Honoring First Responders on the Anniversary of September 11
Below are remarks that St. Charles Fire Chief Joseph Schelstreet delivered at the Fire Department’s annual Sept. 11 Remembrance Ceremony, honoring the police and fire professionals.
Today is a day of recognition and reflection. We are assembled here at the Fire Department monument to not only recognize and honor the sacrifices made on September 11, 2001, by the firefighters and police officers but to also reflect on what the terrible price they paid truly meant then and also what it also must mean for our future.
The story of the events that occurred that day speak of tragedy and unthinkable loss. However those same stories highlight the traits that we hold most dear within our chosen callings: commitment, dedication and the willingness to sacrifice personal safety for the safety of others. Certainly 343 of our brother firefighters in New York, 23 New York police officers and 37 port authority officers made the ultimate sacrifice and more continue to be taken due to due documented 9/11 related illnesses.
The question for us is how do we continue to honor their loss? What must we do to show them reverence? How do you demonstrate to the families of these fallen and to the men and women of the armed forces who were called into action later, to combat that underlying evil that we remember? I would offer that we do it by continuing our personal commitment to the belief in what we are all here to do, how we are supposed to act, and what each of us represents. We confirm it by acknowledging that, even when the world around us becomes chaotic, inhospitable and sometimes unrecognizable, we will still be there to help those who need it, to restore order and sometimes to simply give comfort through just our presence and the unspoken assurance that we will indeed be there when we are called.
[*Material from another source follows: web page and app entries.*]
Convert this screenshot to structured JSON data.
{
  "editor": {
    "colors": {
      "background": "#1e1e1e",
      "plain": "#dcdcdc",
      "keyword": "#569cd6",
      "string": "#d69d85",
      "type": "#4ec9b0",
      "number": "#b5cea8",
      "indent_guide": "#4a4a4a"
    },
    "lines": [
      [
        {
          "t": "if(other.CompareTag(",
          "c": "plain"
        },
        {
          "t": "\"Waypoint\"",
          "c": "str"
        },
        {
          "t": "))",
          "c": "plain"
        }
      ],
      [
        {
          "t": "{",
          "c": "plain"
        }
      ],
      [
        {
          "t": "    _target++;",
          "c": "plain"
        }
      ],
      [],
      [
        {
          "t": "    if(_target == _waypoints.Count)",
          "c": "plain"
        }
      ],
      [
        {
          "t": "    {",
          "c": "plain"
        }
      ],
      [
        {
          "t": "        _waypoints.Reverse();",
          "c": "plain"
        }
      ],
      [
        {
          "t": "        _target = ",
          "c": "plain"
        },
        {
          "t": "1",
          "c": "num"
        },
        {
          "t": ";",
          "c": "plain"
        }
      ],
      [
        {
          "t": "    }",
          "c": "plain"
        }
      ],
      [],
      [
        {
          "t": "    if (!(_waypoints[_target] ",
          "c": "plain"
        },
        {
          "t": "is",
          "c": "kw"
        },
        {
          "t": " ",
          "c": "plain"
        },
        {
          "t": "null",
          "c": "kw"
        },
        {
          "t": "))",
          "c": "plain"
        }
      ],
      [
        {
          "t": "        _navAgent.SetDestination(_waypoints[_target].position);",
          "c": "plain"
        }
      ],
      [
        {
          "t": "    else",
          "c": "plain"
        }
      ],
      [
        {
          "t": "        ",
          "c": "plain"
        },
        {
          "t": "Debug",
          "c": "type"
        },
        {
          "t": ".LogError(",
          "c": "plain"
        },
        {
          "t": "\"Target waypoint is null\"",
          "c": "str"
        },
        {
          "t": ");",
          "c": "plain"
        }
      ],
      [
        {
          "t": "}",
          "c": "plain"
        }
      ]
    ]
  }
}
At the end of the day, aren’t those some of the principles that the honored lost lived by? They never flinched, they did not look back, they did nothing less than justify the reputation of emergency services that we are fortunate to work in. I do have something to ask of all of you. When you put on that uniform, please realize the good you do, understand that with sacrifice comes integrity and continue every day to serve with distinction. Support each other, recognize that turnout gear or a vest may protect you from many physical dangers but that the emotional dangers are just as real and not stoppable by fabric or shielding. In doing these things you will daily bring honor to the lost, to our departments, and to yourselves. Thank you.